### [Task details]
The entries that follow need to be reproduced exactly, minus any images.

### [Input]

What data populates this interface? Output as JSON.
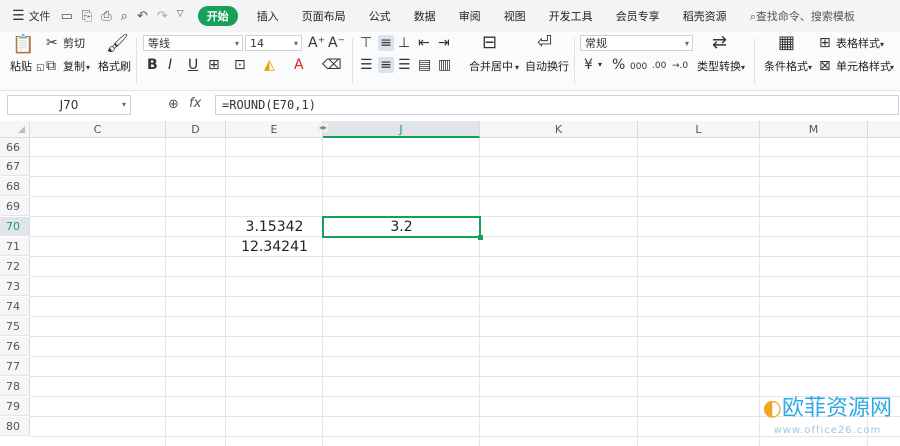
{
  "menubar": {
    "file_label": "文件",
    "tabs": [
      "开始",
      "插入",
      "页面布局",
      "公式",
      "数据",
      "审阅",
      "视图",
      "开发工具",
      "会员专享",
      "稻壳资源"
    ],
    "search_placeholder": "查找命令、搜索模板"
  },
  "ribbon": {
    "paste": "粘贴",
    "cut": "剪切",
    "copy": "复制",
    "format_painter": "格式刷",
    "font_name": "等线",
    "font_size": "14",
    "merge_center": "合并居中",
    "wrap_text": "自动换行",
    "number_format": "常规",
    "type_convert": "类型转换",
    "cond_format": "条件格式",
    "table_style": "表格样式",
    "cell_style": "单元格样式",
    "percent_symbol": "%",
    "thousands_symbol": "000",
    "inc_decimal": ".00",
    "dec_decimal": "→.0",
    "currency_symbol": "¥"
  },
  "formula_bar": {
    "name_box": "J70",
    "fx_label": "fx",
    "formula": "=ROUND(E70,1)"
  },
  "sheet": {
    "columns": [
      "C",
      "D",
      "E",
      "J",
      "K",
      "L",
      "M"
    ],
    "rows": [
      "66",
      "67",
      "68",
      "69",
      "70",
      "71",
      "72",
      "73",
      "74",
      "75",
      "76",
      "77",
      "78",
      "79",
      "80"
    ],
    "cells": {
      "E70": "3.15342",
      "E71": "12.34241",
      "J70": "3.2"
    }
  },
  "watermark": {
    "title": "欧菲资源网",
    "url": "www.office26.com"
  }
}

### [Expected answer]
What data populates this interface? Output as JSON.
{
  "menubar": {
    "file_label": "文件",
    "tabs": [
      "开始",
      "插入",
      "页面布局",
      "公式",
      "数据",
      "审阅",
      "视图",
      "开发工具",
      "会员专享",
      "稻壳资源"
    ],
    "search_placeholder": "查找命令、搜索模板"
  },
  "ribbon": {
    "paste": "粘贴",
    "cut": "剪切",
    "copy": "复制",
    "format_painter": "格式刷",
    "font_name": "等线",
    "font_size": "14",
    "merge_center": "合并居中",
    "wrap_text": "自动换行",
    "number_format": "常规",
    "type_convert": "类型转换",
    "cond_format": "条件格式",
    "table_style": "表格样式",
    "cell_style": "单元格样式",
    "percent_symbol": "%",
    "thousands_symbol": "000",
    "inc_decimal": ".00",
    "dec_decimal": "→.0",
    "currency_symbol": "¥"
  },
  "formula_bar": {
    "name_box": "J70",
    "fx_label": "fx",
    "formula": "=ROUND(E70,1)"
  },
  "sheet": {
    "columns": [
      "C",
      "D",
      "E",
      "J",
      "K",
      "L",
      "M"
    ],
    "rows": [
      "66",
      "67",
      "68",
      "69",
      "70",
      "71",
      "72",
      "73",
      "74",
      "75",
      "76",
      "77",
      "78",
      "79",
      "80"
    ],
    "cells": {
      "E70": "3.15342",
      "E71": "12.34241",
      "J70": "3.2"
    }
  },
  "watermark": {
    "title": "欧菲资源网",
    "url": "www.office26.com"
  }
}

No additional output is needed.